Entries from a dataset of interfaces:
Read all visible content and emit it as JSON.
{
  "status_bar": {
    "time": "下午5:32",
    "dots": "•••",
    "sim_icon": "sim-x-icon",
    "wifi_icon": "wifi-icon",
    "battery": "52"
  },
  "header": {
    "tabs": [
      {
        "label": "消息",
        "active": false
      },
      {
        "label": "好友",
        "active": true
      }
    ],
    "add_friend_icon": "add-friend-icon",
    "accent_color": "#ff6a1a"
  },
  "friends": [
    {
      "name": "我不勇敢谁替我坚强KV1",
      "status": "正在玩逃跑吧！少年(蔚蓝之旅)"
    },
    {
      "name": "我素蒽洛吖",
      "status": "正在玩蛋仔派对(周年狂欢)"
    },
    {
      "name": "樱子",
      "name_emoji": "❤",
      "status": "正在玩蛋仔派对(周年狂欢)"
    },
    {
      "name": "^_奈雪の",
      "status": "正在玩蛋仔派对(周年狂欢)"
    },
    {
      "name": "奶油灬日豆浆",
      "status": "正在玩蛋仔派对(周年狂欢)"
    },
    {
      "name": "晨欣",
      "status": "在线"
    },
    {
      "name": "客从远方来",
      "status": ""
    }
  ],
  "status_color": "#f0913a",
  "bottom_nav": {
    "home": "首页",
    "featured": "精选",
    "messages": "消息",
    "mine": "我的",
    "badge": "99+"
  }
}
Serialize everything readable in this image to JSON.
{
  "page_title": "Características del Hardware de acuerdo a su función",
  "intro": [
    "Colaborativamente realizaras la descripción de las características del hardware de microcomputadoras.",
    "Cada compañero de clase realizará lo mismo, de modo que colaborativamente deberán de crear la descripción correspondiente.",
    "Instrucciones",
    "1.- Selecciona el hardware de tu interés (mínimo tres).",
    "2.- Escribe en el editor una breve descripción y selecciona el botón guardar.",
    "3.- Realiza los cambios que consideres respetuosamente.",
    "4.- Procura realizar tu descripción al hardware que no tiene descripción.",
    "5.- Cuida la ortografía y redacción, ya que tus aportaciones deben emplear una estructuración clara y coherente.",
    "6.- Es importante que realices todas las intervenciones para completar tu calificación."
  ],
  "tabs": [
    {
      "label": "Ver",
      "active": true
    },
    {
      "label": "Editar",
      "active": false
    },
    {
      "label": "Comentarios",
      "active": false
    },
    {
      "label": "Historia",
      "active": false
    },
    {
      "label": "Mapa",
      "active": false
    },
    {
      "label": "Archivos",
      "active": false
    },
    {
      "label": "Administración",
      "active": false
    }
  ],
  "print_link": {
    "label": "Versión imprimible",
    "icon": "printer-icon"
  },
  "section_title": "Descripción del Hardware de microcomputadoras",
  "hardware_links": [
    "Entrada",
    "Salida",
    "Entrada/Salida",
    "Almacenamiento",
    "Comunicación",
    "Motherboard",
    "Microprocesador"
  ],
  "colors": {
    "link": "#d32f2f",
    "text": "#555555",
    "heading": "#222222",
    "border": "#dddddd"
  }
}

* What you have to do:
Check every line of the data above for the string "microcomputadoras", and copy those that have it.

* Result of this task:
    "Colaborativamente realizaras la descripción de las características del hardware de microcomputadoras.",
  "section_title": "Descripción del Hardware de microcomputadoras",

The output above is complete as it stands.